Wright: I guess it got released in a cinema, not in cinemas. The weird thing was it came out the same weekend as “GoldenEye.” Even though it was on one screen, as happens in the UK, it got reviewed everywhere and some people gave it a good review, like the Evening Standard and the Telegraph, but then Empire magazine, which I collected since issue one, gave it one star. Being a 21-year-old and reading that was just crushing — I thought ohhhhh noooo. Even being at the shop, looking at all the magazines and reading that, I still had to buy it. I threw out all my Empires except for that one. That’s my picture of Dorian Gray; I had to keep the one with the review of “Fistful of Fingers.”
I think if it ever got released on DVD, I’d like to do a lot of supplementary material as some kind of cautionary tale. I probably make too much of a meal of it being bad, as well as the one-star review… and this is the thing with the “GoldenEye” thing, you will be judged against other films. I kind of thought ‘well, “GoldenEye” cost like $100 million. You can’t be reviewed against that.’ No, that doesn’t happen.

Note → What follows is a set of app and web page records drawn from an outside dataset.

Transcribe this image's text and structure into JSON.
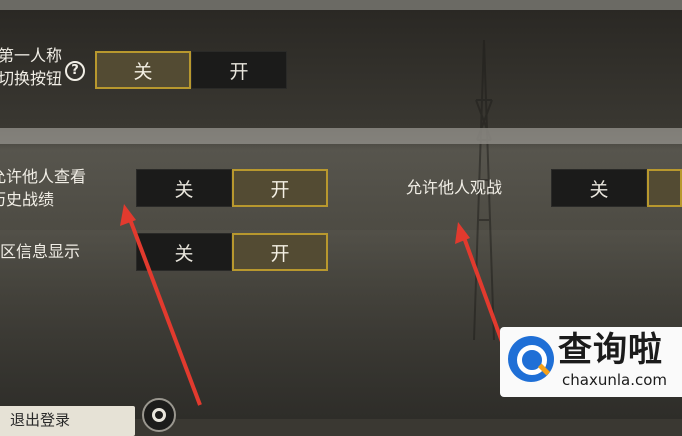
{
  "settings": {
    "first_person_switch": {
      "label_line1": "第一人称",
      "label_line2": "切换按钮",
      "off": "关",
      "on": "开",
      "selected": "off"
    },
    "allow_view_history": {
      "label_line1": "允许他人查看",
      "label_line2": "历史战绩",
      "off": "关",
      "on": "开",
      "selected": "on"
    },
    "allow_spectate": {
      "label": "允许他人观战",
      "off": "关",
      "on": "开",
      "selected": "on"
    },
    "region_info": {
      "label": "战区信息显示",
      "off": "关",
      "on": "开",
      "selected": "on"
    },
    "help_icon_glyph": "?"
  },
  "footer": {
    "logout_label": "退出登录"
  },
  "watermark": {
    "brand": "查询啦",
    "domain": "chaxunla.com"
  },
  "colors": {
    "selected_border": "#b8982e",
    "arrow": "#e23a2e"
  }
}
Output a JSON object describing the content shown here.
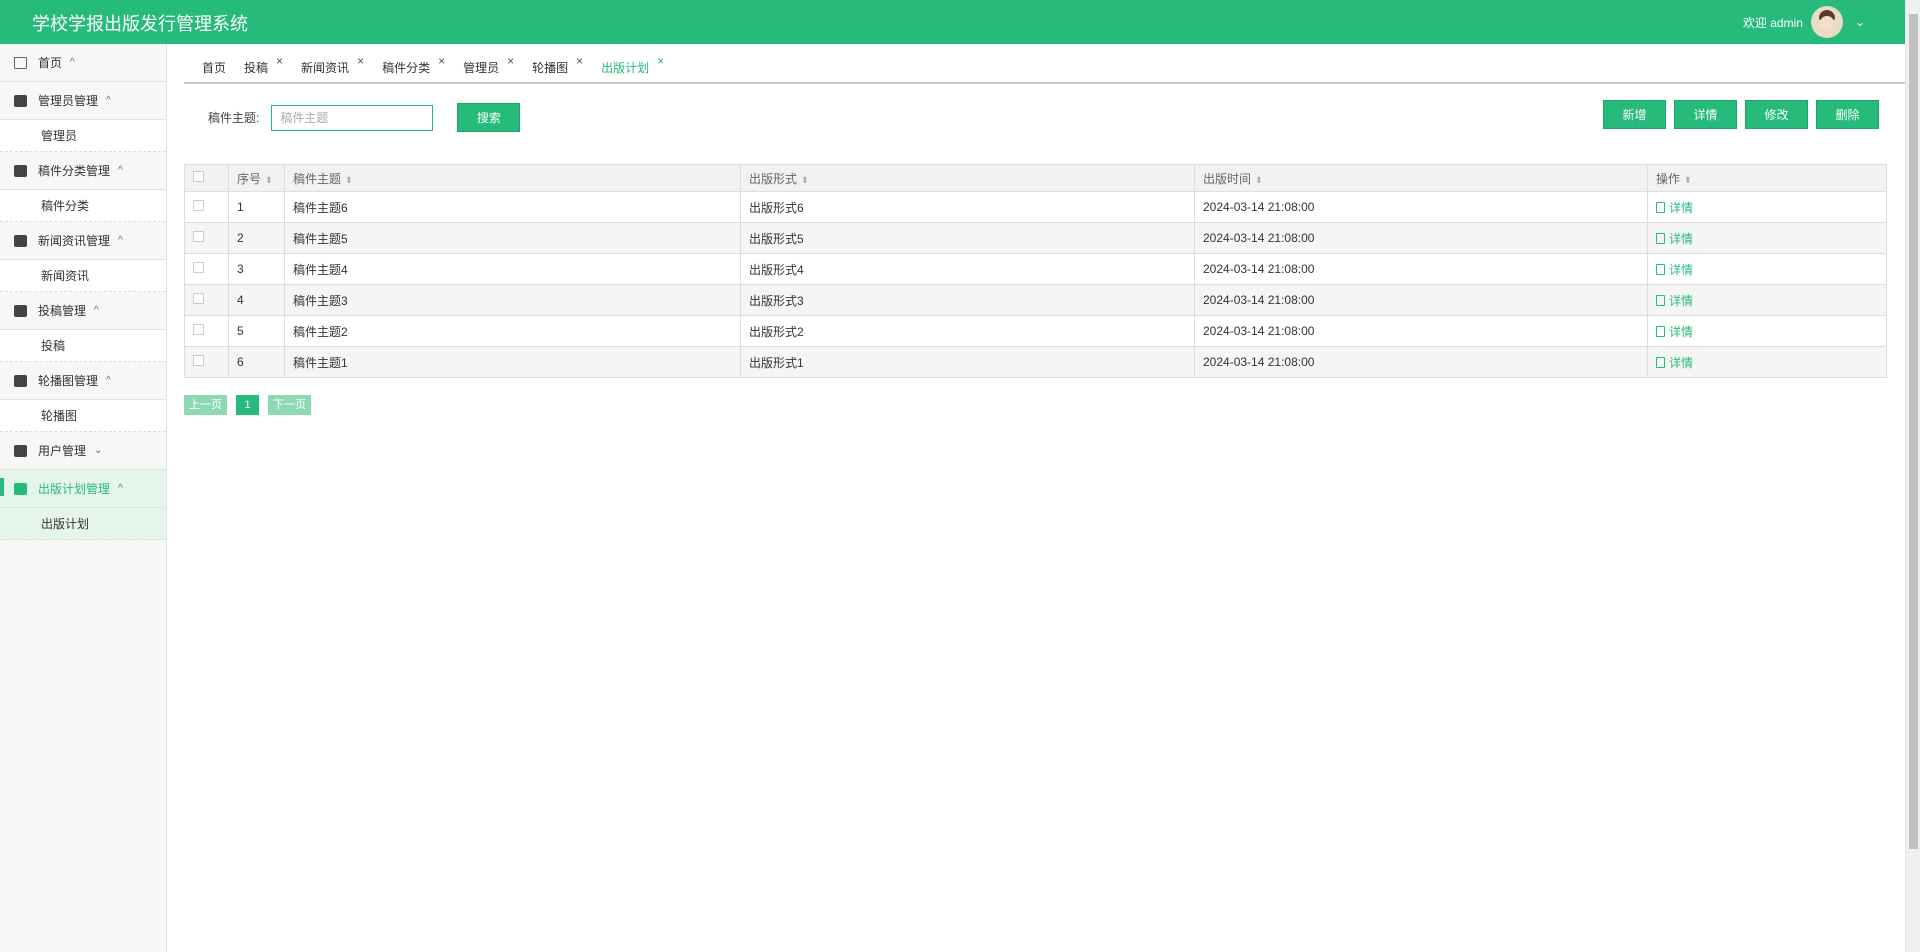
{
  "header": {
    "title": "学校学报出版发行管理系统",
    "welcome": "欢迎 admin",
    "dropdown": "⌄"
  },
  "sidebar": [
    {
      "label": "首页",
      "caret": "^",
      "icon": "home-icon",
      "items": []
    },
    {
      "label": "管理员管理",
      "caret": "^",
      "icon": "server-icon",
      "items": [
        "管理员"
      ]
    },
    {
      "label": "稿件分类管理",
      "caret": "^",
      "icon": "grid-icon",
      "items": [
        "稿件分类"
      ]
    },
    {
      "label": "新闻资讯管理",
      "caret": "^",
      "icon": "image-icon",
      "items": [
        "新闻资讯"
      ]
    },
    {
      "label": "投稿管理",
      "caret": "^",
      "icon": "dashboard-icon",
      "items": [
        "投稿"
      ]
    },
    {
      "label": "轮播图管理",
      "caret": "^",
      "icon": "disc-icon",
      "items": [
        "轮播图"
      ]
    },
    {
      "label": "用户管理",
      "caret": "⌄",
      "icon": "user-icon",
      "items": []
    },
    {
      "label": "出版计划管理",
      "caret": "^",
      "icon": "wallet-icon",
      "items": [
        "出版计划"
      ],
      "active": true
    }
  ],
  "tabs": [
    {
      "label": "首页"
    },
    {
      "label": "投稿",
      "close": "×"
    },
    {
      "label": "新闻资讯",
      "close": "×"
    },
    {
      "label": "稿件分类",
      "close": "×"
    },
    {
      "label": "管理员",
      "close": "×"
    },
    {
      "label": "轮播图",
      "close": "×"
    },
    {
      "label": "出版计划",
      "close": "×",
      "active": true
    }
  ],
  "search": {
    "label": "稿件主题:",
    "placeholder": "稿件主题",
    "value": "",
    "button": "搜索"
  },
  "toolbar": {
    "add": "新增",
    "detail": "详情",
    "edit": "修改",
    "delete": "删除"
  },
  "table": {
    "columns": [
      "序号",
      "稿件主题",
      "出版形式",
      "出版时间",
      "操作"
    ],
    "rows": [
      {
        "no": "1",
        "title": "稿件主题6",
        "form": "出版形式6",
        "time": "2024-03-14 21:08:00",
        "op": "详情"
      },
      {
        "no": "2",
        "title": "稿件主题5",
        "form": "出版形式5",
        "time": "2024-03-14 21:08:00",
        "op": "详情"
      },
      {
        "no": "3",
        "title": "稿件主题4",
        "form": "出版形式4",
        "time": "2024-03-14 21:08:00",
        "op": "详情"
      },
      {
        "no": "4",
        "title": "稿件主题3",
        "form": "出版形式3",
        "time": "2024-03-14 21:08:00",
        "op": "详情"
      },
      {
        "no": "5",
        "title": "稿件主题2",
        "form": "出版形式2",
        "time": "2024-03-14 21:08:00",
        "op": "详情"
      },
      {
        "no": "6",
        "title": "稿件主题1",
        "form": "出版形式1",
        "time": "2024-03-14 21:08:00",
        "op": "详情"
      }
    ]
  },
  "pager": {
    "prev": "上一页",
    "current": "1",
    "next": "下一页"
  },
  "colors": {
    "accent": "#26bb7a"
  }
}
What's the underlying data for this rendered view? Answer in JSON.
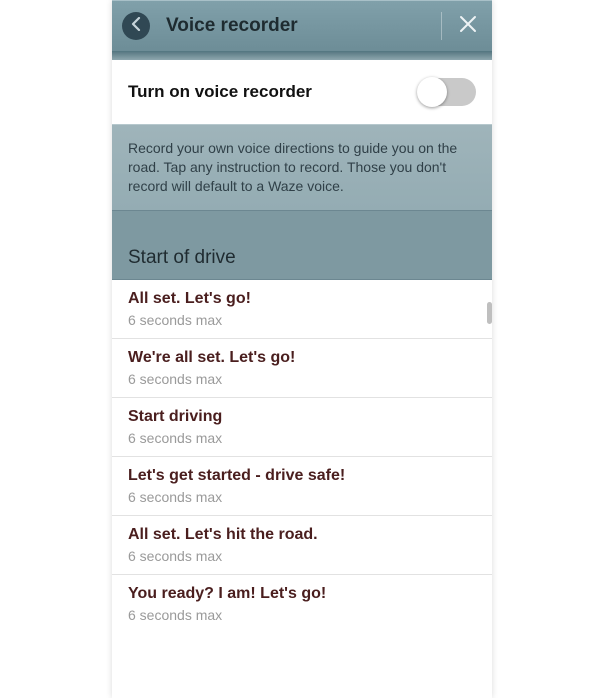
{
  "header": {
    "title": "Voice recorder"
  },
  "toggle": {
    "label": "Turn on voice recorder",
    "on": false
  },
  "info": "Record your own voice directions to guide you on the road. Tap any instruction to record. Those you don't record will default to a Waze voice.",
  "section": {
    "title": "Start of drive"
  },
  "items": [
    {
      "phrase": "All set. Let's go!",
      "max": "6 seconds max"
    },
    {
      "phrase": "We're all set. Let's go!",
      "max": "6 seconds max"
    },
    {
      "phrase": "Start driving",
      "max": "6 seconds max"
    },
    {
      "phrase": "Let's get started - drive safe!",
      "max": "6 seconds max"
    },
    {
      "phrase": "All set. Let's hit the road.",
      "max": "6 seconds max"
    },
    {
      "phrase": "You ready? I am! Let's go!",
      "max": "6 seconds max"
    }
  ]
}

There was a good review in a listings magazine. I was completely broke at the time and unemployed. After reading the Empire one seeing a good review is like finding the golden ticket inside the Wonka Bar. I found the magazine, I had no money and I stole the magazine.